To correctly begin this blog we have to start with, “ONCE UPON A TIME.” You may now be sitting with a puzzled look on your face, but let me explain. Let’s look at students A, B, and C:

Student A is a 15-year-old student whose teacher is ready to fail him because of his poor handwriting.

ONCE UPON A TIME, when the same student was four years old, he was unable to keep his alphabet aligned on his wide ruled paper nor was he able to complete simple mazes. His visual-motor integration skills were not addressed when he was young and this is now a hindrance to his progress.

Student B is a 14-year-old girl whom is extremely aggressive in school toward her peers. Moreover, she often gets into fights and appears to simply hate being around people.

ONCE UPON A TIME, she was a five-year-old little girl that would cry when having to do finger paints, have a tantrum when asked to play with modeling clay, and always complained about the tags in her shirts and how her clothes didn’t “feel right”. Her hypersensitivity/tactile defensive tendencies were not addressed when she was young and is now a hindrance to her progress.

Student C is a 13-year-old student whose reading comprehension has been the topic of discussion at many parent-teacher conferences. The teacher states to the parents that he is an extremely bright child and can answer any questions from a discussion in class, however, he can never fully explain or discuss a reading assignment.

ONCE UPON A TIME, when the student was seven years old and had to read aloud in class, he would often repeat words multiple times. He would read a sentence, and before starting the new sentence, he would reread the last couple of words in the previous sentence. He was also extremely poor at sports and refused to play on a majority of occasions. His visual tracking skills were not addressed when he was young and this is now a hindrance to his progress.

In all of these instances, the issues, problems, and hindrances that we see in these children could possibly be greatly decreased or even nonexistent if there would have been early intervention.

Having an individual proceed through life without successfully achieving base developmental milestones is a recipe for academic failure and scholastic latency. We must begin to look at students the same way an architect looks at building a home. If the architect has a million dollars to build a home, he would not spend only 1000 to plant or lay the foundation. If so, everything that he builds on top of that faulty foundation is bound to fall.

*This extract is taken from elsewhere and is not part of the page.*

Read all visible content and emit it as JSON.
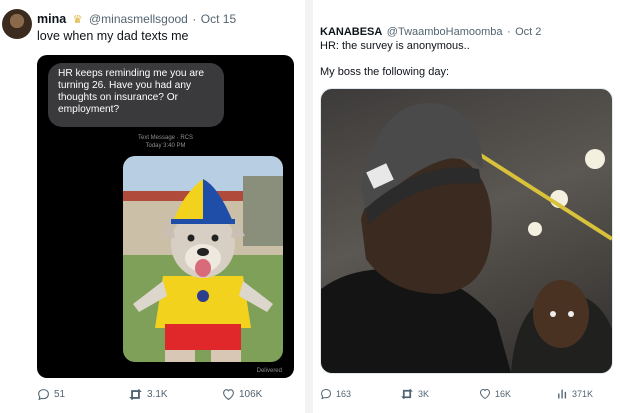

Early intervention allows for that steady foundation to be laid. This allows us as educators, therapists, and caregivers to later build upon that foundation and have assurance that progress can and will continue.